Roboticist Rodney Brooks voiced similar sentiments, arguing that our view of how we think and act is tainted with subjectivity. 9 We cannot wholly transcend our biased perspective. The best we can do is neutralize its effect by bringing humanoid bodies in line with our own. Most likely, we will never fully understand, much less recreate, everything that it means to be human. As the frontiers of our self-understanding expand, humanoid robots might simply follow (and at times propel) our continuously changing conception of what we are.
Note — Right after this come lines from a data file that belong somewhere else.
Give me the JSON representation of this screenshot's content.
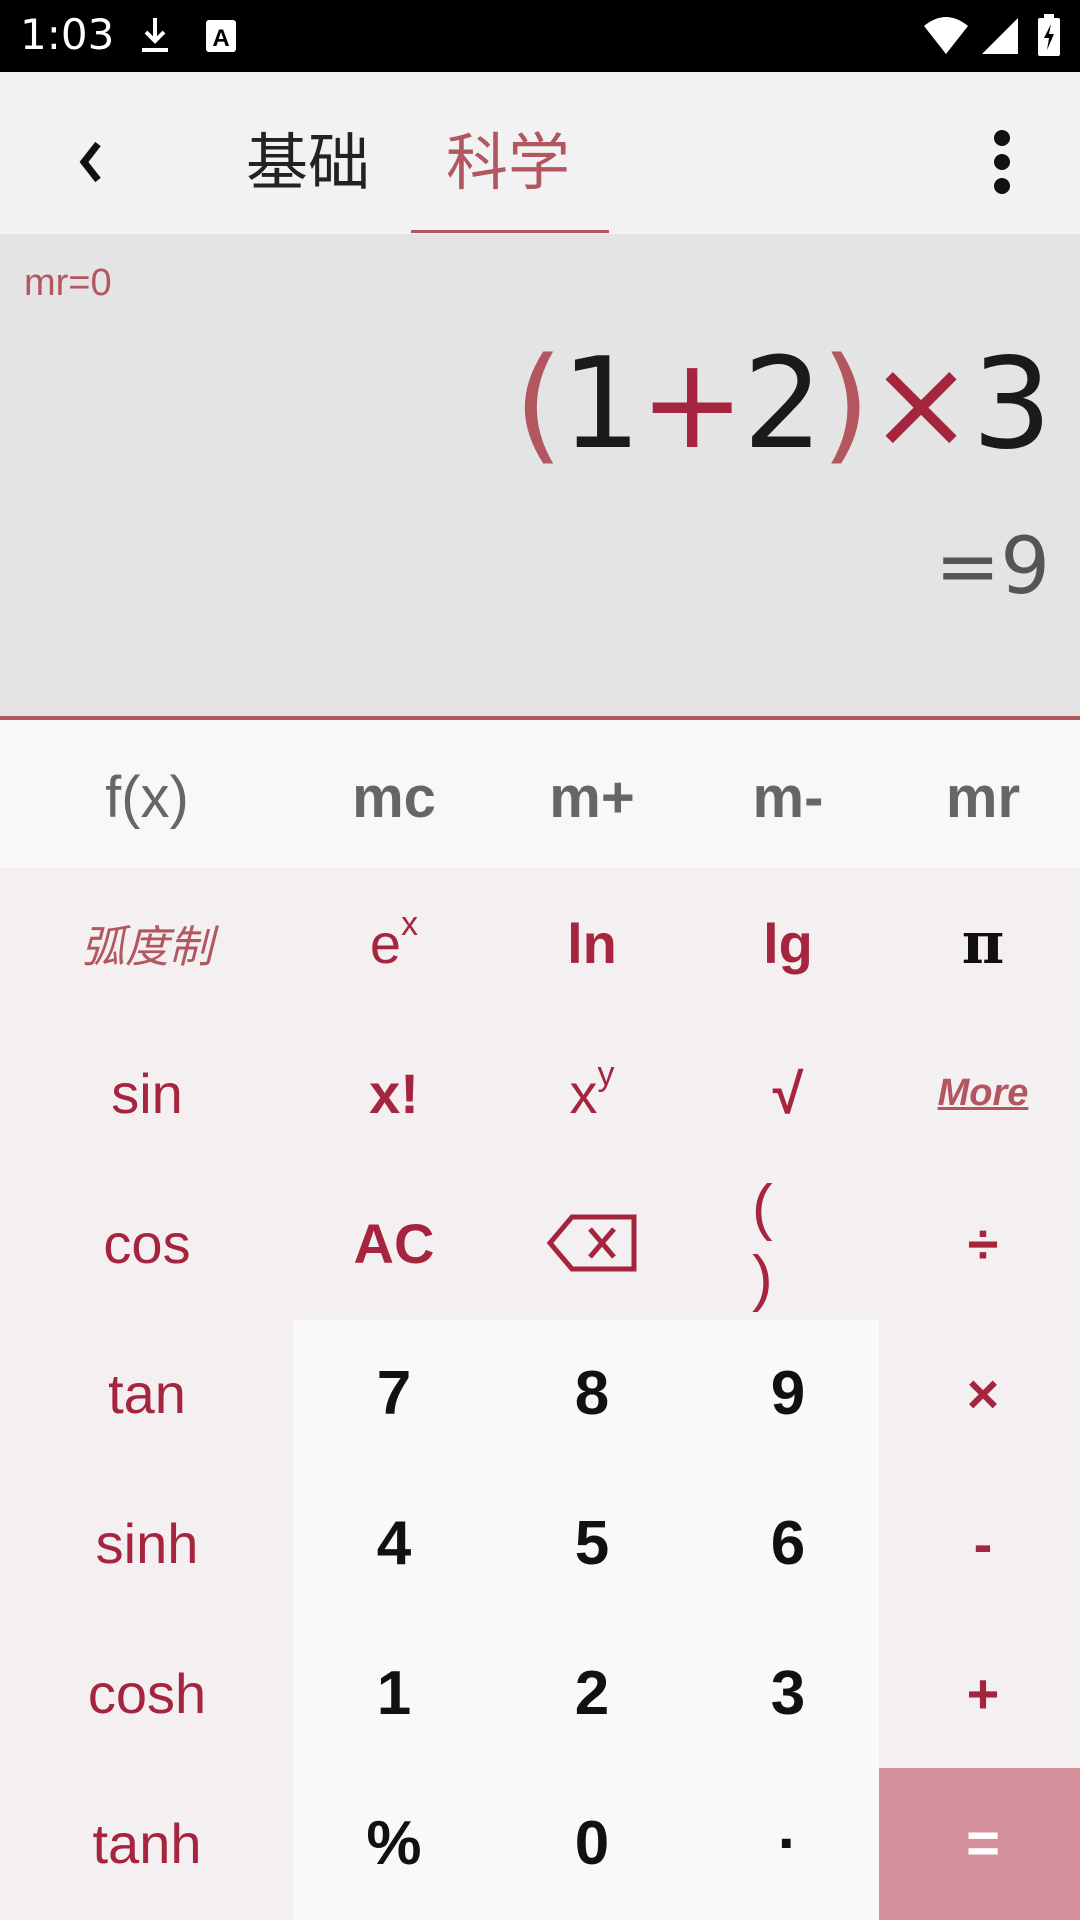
{
  "status_bar": {
    "time": "1:03"
  },
  "tabs": {
    "basic": "基础",
    "scientific": "科学",
    "active": "科学"
  },
  "display": {
    "memory": "mr=0",
    "expression": {
      "p_open": "(",
      "a": "1",
      "plus": "+",
      "b": "2",
      "p_close": ")",
      "times": "×",
      "c": "3"
    },
    "result": "=9"
  },
  "memory_row": {
    "fx": "f(x)",
    "mc": "mc",
    "mplus": "m+",
    "mminus": "m-",
    "mr": "mr"
  },
  "keys": {
    "radian": "弧度制",
    "e": "e",
    "e_exp": "x",
    "ln": "ln",
    "lg": "lg",
    "pi": "π",
    "sin": "sin",
    "fact": "x!",
    "x": "x",
    "x_exp": "y",
    "sqrt": "√",
    "more": "More",
    "cos": "cos",
    "ac": "AC",
    "parens": "( )",
    "div": "÷",
    "tan": "tan",
    "n7": "7",
    "n8": "8",
    "n9": "9",
    "mul": "×",
    "sinh": "sinh",
    "n4": "4",
    "n5": "5",
    "n6": "6",
    "minus": "-",
    "cosh": "cosh",
    "n1": "1",
    "n2": "2",
    "n3": "3",
    "plus": "+",
    "tanh": "tanh",
    "percent": "%",
    "n0": "0",
    "dot": "·",
    "equals": "="
  },
  "colors": {
    "accent": "#b25660",
    "key_text": "#a5253f",
    "equals_bg": "#d4909b"
  }
}
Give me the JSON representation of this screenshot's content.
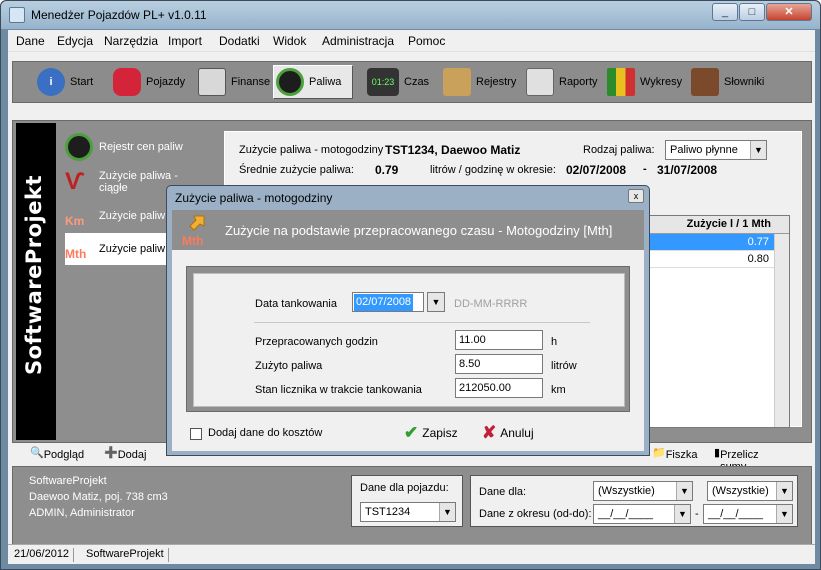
{
  "window": {
    "title": "Menedżer Pojazdów PL+  v1.0.11"
  },
  "menu": [
    "Dane",
    "Edycja",
    "Narzędzia",
    "Import",
    "Dodatki",
    "Widok",
    "Administracja",
    "Pomoc"
  ],
  "toolbar": [
    "Start",
    "Pojazdy",
    "Finanse",
    "Paliwa",
    "Czas",
    "Rejestry",
    "Raporty",
    "Wykresy",
    "Słowniki"
  ],
  "brand": "SoftwareProjekt",
  "subnav": [
    "Rejestr cen paliw",
    "Zużycie paliwa - ciągłe",
    "Zużycie paliw",
    "Zużycie paliw"
  ],
  "subnav_badges": {
    "km": "Km",
    "mth": "Mth"
  },
  "panel": {
    "title_prefix": "Zużycie paliwa - motogodziny",
    "vehicle": "TST1234, Daewoo Matiz",
    "fuel_kind_label": "Rodzaj paliwa:",
    "fuel_kind_value": "Paliwo płynne",
    "avg_label": "Średnie zużycie paliwa:",
    "avg_value": "0.79",
    "avg_unit": "litrów / godzinę  w okresie:",
    "date_from": "02/07/2008",
    "dash": "-",
    "date_to": "31/07/2008"
  },
  "grid": {
    "header": "Zużycie l / 1 Mth",
    "rows": [
      "0.77",
      "0.80"
    ]
  },
  "bottom_toolbar": {
    "preview": "Podgląd",
    "add": "Dodaj",
    "card": "Fiszka",
    "recalc": "Przelicz sumy"
  },
  "info": {
    "company": "SoftwareProjekt",
    "vehicle": "Daewoo Matiz, poj. 738 cm3",
    "user": "ADMIN, Administrator",
    "vehicle_group_label": "Dane dla pojazdu:",
    "vehicle_value": "TST1234",
    "data_for_label": "Dane dla:",
    "data_for_1": "(Wszystkie)",
    "data_for_2": "(Wszystkie)",
    "period_label": "Dane z okresu (od-do):",
    "period_from": "__/__/____",
    "period_dash": "-",
    "period_to": "__/__/____"
  },
  "status": {
    "date": "21/06/2012",
    "company": "SoftwareProjekt"
  },
  "dialog": {
    "title": "Zużycie paliwa - motogodziny",
    "close": "x",
    "header": "Zużycie na podstawie przepracowanego czasu - Motogodziny [Mth]",
    "badge": "Mth",
    "date_label": "Data tankowania",
    "date_value": "02/07/2008",
    "date_format": "DD-MM-RRRR",
    "hours_label": "Przepracowanych godzin",
    "hours_value": "11.00",
    "hours_unit": "h",
    "fuel_label": "Zużyto paliwa",
    "fuel_value": "8.50",
    "fuel_unit": "litrów",
    "counter_label": "Stan licznika w trakcie tankowania",
    "counter_value": "212050.00",
    "counter_unit": "km",
    "add_costs_label": "Dodaj dane do kosztów",
    "save": "Zapisz",
    "cancel": "Anuluj"
  },
  "icons": [
    "info-icon",
    "car-icon",
    "finance-icon",
    "gauge-icon",
    "clock-icon",
    "registers-icon",
    "printer-icon",
    "chart-icon",
    "books-icon",
    "check-icon",
    "cross-icon"
  ]
}
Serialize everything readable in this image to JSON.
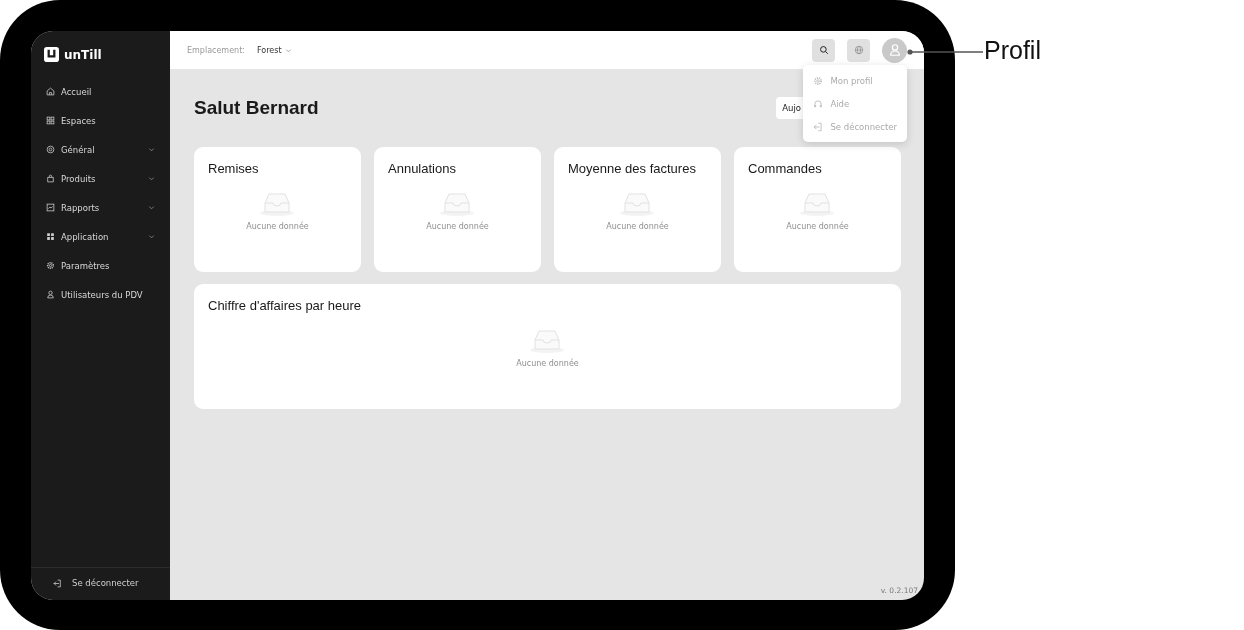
{
  "sidebar": {
    "logo": "unTill",
    "items": [
      {
        "label": "Accueil",
        "expandable": false
      },
      {
        "label": "Espaces",
        "expandable": false
      },
      {
        "label": "Général",
        "expandable": true
      },
      {
        "label": "Produits",
        "expandable": true
      },
      {
        "label": "Rapports",
        "expandable": true
      },
      {
        "label": "Application",
        "expandable": true
      },
      {
        "label": "Paramètres",
        "expandable": false
      },
      {
        "label": "Utilisateurs du PDV",
        "expandable": false
      }
    ],
    "logout": "Se déconnecter"
  },
  "topbar": {
    "location_label": "Emplacement:",
    "location_value": "Forest"
  },
  "profile_menu": {
    "items": [
      "Mon profil",
      "Aide",
      "Se déconnecter"
    ]
  },
  "greeting": "Salut Bernard",
  "period_button": "Aujo",
  "cards": [
    {
      "title": "Remises",
      "empty": "Aucune donnée"
    },
    {
      "title": "Annulations",
      "empty": "Aucune donnée"
    },
    {
      "title": "Moyenne des factures",
      "empty": "Aucune donnée"
    },
    {
      "title": "Commandes",
      "empty": "Aucune donnée"
    }
  ],
  "hourly_card": {
    "title": "Chiffre d'affaires par heure",
    "empty": "Aucune donnée"
  },
  "version": "v. 0.2.107",
  "annotation": "Profil"
}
On one hand, we can view the human form as an absurd and fragile vessel, ill-suited for any one task and redeemed only by human intelligence. On the other hand, the human body provides us with a unique ability to learn and apply learning. Dualistic thinking has often rendered the body little more than a tomb for the mind, but to the contrary, humanlike intelligence might require a humanlike body.
Humanoid robotics provides a unique forum in which to continue this age-old debate. Are humanoids destined to remain lumbering, overly complex, and ineffectual, or, like those they model, will they manage to grow into their ungainly form? This special issue attests that rather than hampering the application of AI, physical embodiment in the human form provides a necessary and useful grounding, letting humanoids surpass their original programming as they endeavor to communicate with their creators.
Mark L. Swinson is the deputy director of DARPA's Information Technology Office and a US Army colonel. He is also the program manager for the Embedded Systems Program, the Mobile Autonomous Robot Software Program, and the Software for Distributed Robotics Program. His research interests include embedded software, distributed processing, domain-specific languages, and machine learning for robot programming. He has a BS in engineering from the US Military Academy at West Point, an MS in mechanical engineering from the University of Wisconsin, and a PhD in robot control systems from the University in Florida. He is a member of the American Society of Mechanical Engineers, the American Society for Engineering Education, the Association for Unmanned Vehicle Systems International, and the IEEE. Contact him at the Defense Advanced Research Projects Agency, Information Technology Office, 3701 Fairfax Dr., Arlington, VA 22203-1714; email@example.com; www.darpa.mil/ito/Personnel/mswinson.html.
David J. Bruemmer is an engineering consultant at Strategic Analysis, where he provides technical support to robotics programs at DARPA. In addition, he is leading an effort to develop a portable, autonomous land-mine detection robot that can help combat landmines, by exploiting recent sensor advances. He has a BA in computer science and religion from Swarthmore College. He is a member of Phi Beta Kappa, the Sigma Xi research society, the International Society for Adaptive Behavior, and the American Association for Artificial Intelligence. His interests include autonomous agents, distributed robotics, adaptive behavior, and human-robot interaction. Specifically, he is interested in understanding the future implications of robotics technologies especially when applied to military and humanitarian purposes. Visit www.sainc.com/adaptiverobotics to learn more about machine learning, adaptive systems, and humanoid robotics. Contact him at Strategic Analysis, 3601 Wilson Blvd., Ste. 500, Arlington, VA 22201; firstname.lastname@example.org.